So, here I am in my eighth decade. (Yeah, OK, 70 years old…but “eighth decade” sounds more pitiful somehow, and will hopefully make women pity me, and console me more than they do…)
Just finished my last class of my seventh decade, in Idaho hosted by Andy Kemp and Bob Houzenga of MTG (Midwest Training Group, midwesttraininggroup.net) and Bob Smith of SAFE (Security Awareness and Firearms Training in Fernan, ID). It was 40 hours of “fun in the sun,” and lots of classroom time in our MAG-40 Armed Citizens Rules of Engagement course.
For a change, yours truly wasn’t the oldest person there. Lots of retirees on board. We are in a time when the anti-gunners are turning to age limits. No rifles or shotguns for 18- to 21-year-olds, they demand, and they’re hinting at taking firearms away from old folks so they don’t suddenly go homicidally senile and kill everyone around them.
Well, guess what? The old farts did pretty darn well.
We had over 20% female attendance, including more than a couple of grandmothers. Top shot among those ladies was a willowy 72-year-old who not only outshot all the other women including the more “buff and tuff” ones, but most of the men present: her 295 out of 300 put her solidly in the top five of the couple dozen students. She did it with a full-size Smith & Wesson M&P 9mm “police service pistol” too, not some stereotypical “cute little ladies’ gun.” With 28 people shooting the sixty-shot qualification course including the five staff members in a “pace-setter” demonstration, the single highest score was fired by a gray-whiskered old goat with a compact SIG 9mm. “Most Improved Shooter,” by majority vote of the training staff, went to a silver-haired senior citizen who was running what may have been the toughest gun to shoot on the firing line that day: a little Ruger LC9 9mm. That’s a short barrel pistol weighing barely over a pound fully loaded, but which has a double-action-only trigger pull that requires several pounds of pressure per shot. He finished with a 95% score.
- Beware of old folks. They’ve been around enough to learn to listen to the lessons, follow shared wisdom acquired long and hard by others, and achieve their goals.
- Remember the old cliché: “The Indian is more important than the arrow.”
- Remember too something the old fart writing this has been saying for decades: “Shooting performance ain’t about the gun so much as it’s about the shooter, and it ain’t even about the shooter as much as it’s about consistent application of proven technique.”
Thank you, brother and sister geezers, for easing – and validating—my transition into that eighth decade!

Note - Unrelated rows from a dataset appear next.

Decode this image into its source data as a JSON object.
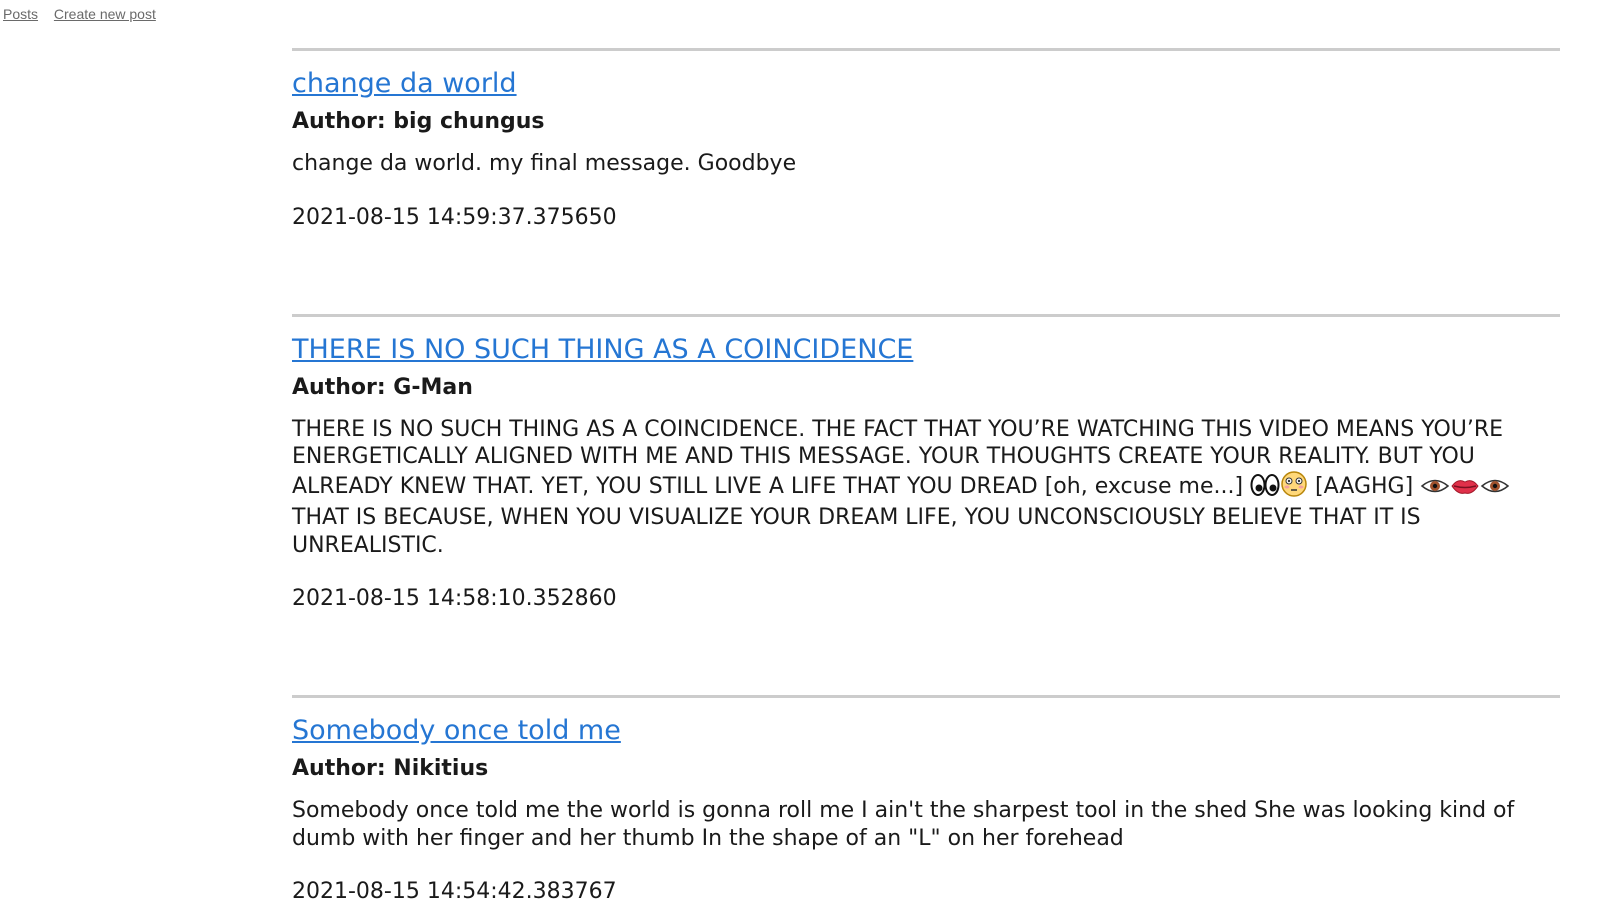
{
  "nav": {
    "posts_label": "Posts",
    "create_label": "Create new post"
  },
  "posts": [
    {
      "title": "change da world",
      "author": "Author: big chungus",
      "content": "change da world. my final message. Goodbye",
      "date": "2021-08-15 14:59:37.375650"
    },
    {
      "title": "THERE IS NO SUCH THING AS A COINCIDENCE",
      "author": "Author: G-Man",
      "content_before": "THERE IS NO SUCH THING AS A COINCIDENCE. THE FACT THAT YOU’RE WATCHING THIS VIDEO MEANS YOU’RE ENERGETICALLY ALIGNED WITH ME AND THIS MESSAGE. YOUR THOUGHTS CREATE YOUR REALITY. BUT YOU ALREADY KNEW THAT. YET, YOU STILL LIVE A LIFE THAT YOU DREAD [oh, excuse me...]",
      "content_middle": "[AAGHG]",
      "content_after": "THAT IS BECAUSE, WHEN YOU VISUALIZE YOUR DREAM LIFE, YOU UNCONSCIOUSLY BELIEVE THAT IT IS UNREALISTIC.",
      "emoji_1": "eyes-emoji",
      "emoji_2": "flushed-face-emoji",
      "emoji_3": "eye-emoji",
      "emoji_4": "mouth-emoji",
      "emoji_5": "eye-emoji",
      "date": "2021-08-15 14:58:10.352860"
    },
    {
      "title": "Somebody once told me",
      "author": "Author: Nikitius",
      "content": "Somebody once told me the world is gonna roll me I ain't the sharpest tool in the shed She was looking kind of dumb with her finger and her thumb In the shape of an \"L\" on her forehead",
      "date": "2021-08-15 14:54:42.383767"
    }
  ],
  "colors": {
    "link": "#2576d3",
    "nav_link": "#6a6a6a",
    "divider": "#cccccc",
    "text": "#1a1a1a"
  }
}
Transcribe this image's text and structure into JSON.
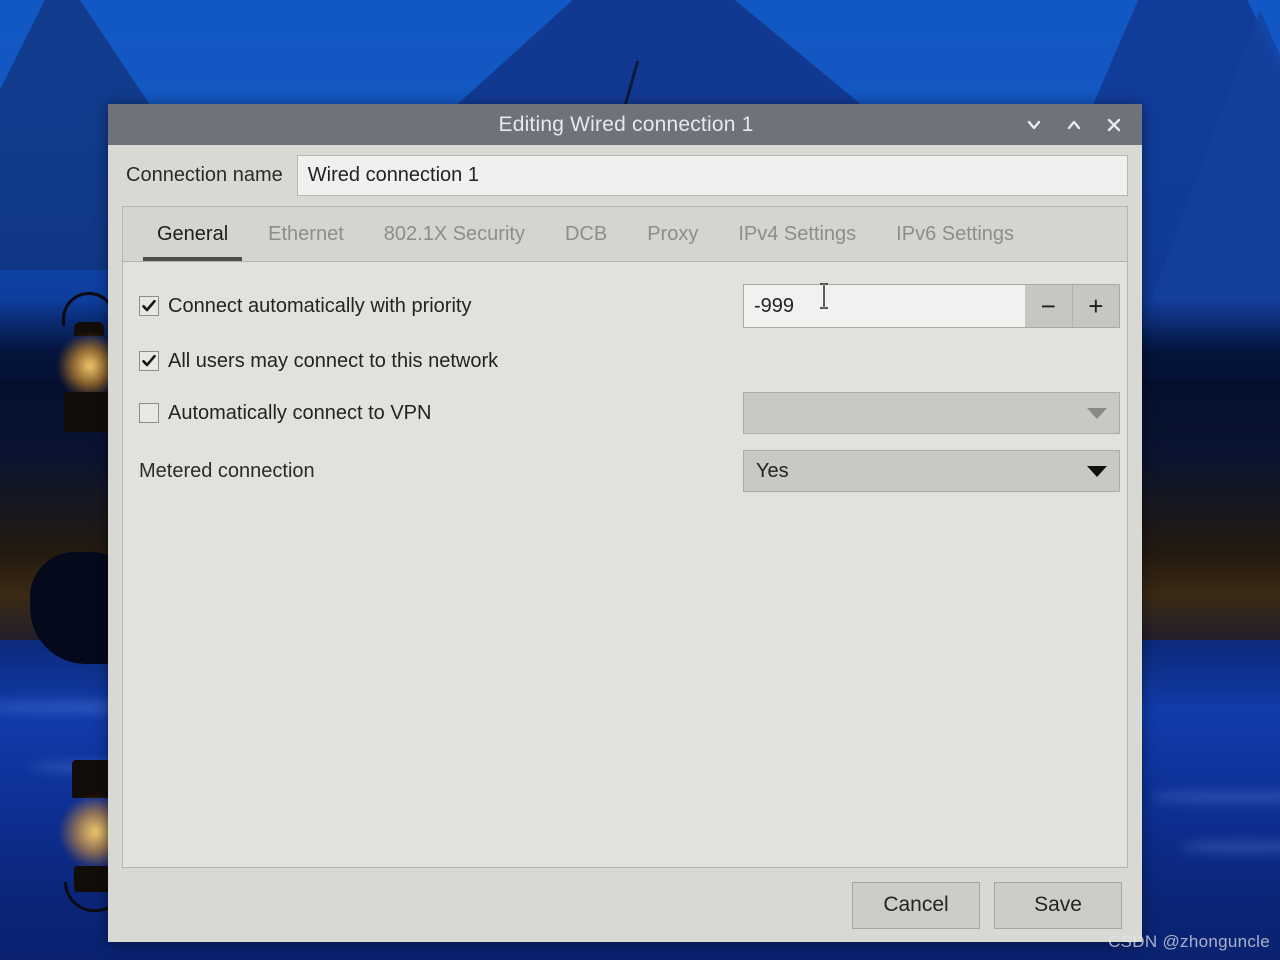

There was lots of gray hair in this particular class.
Mas gives Most Improved Shooter award, lead instructor’s target autographed by staff, to a senior citizen who did great with a gun that’s not the easiest to shoot.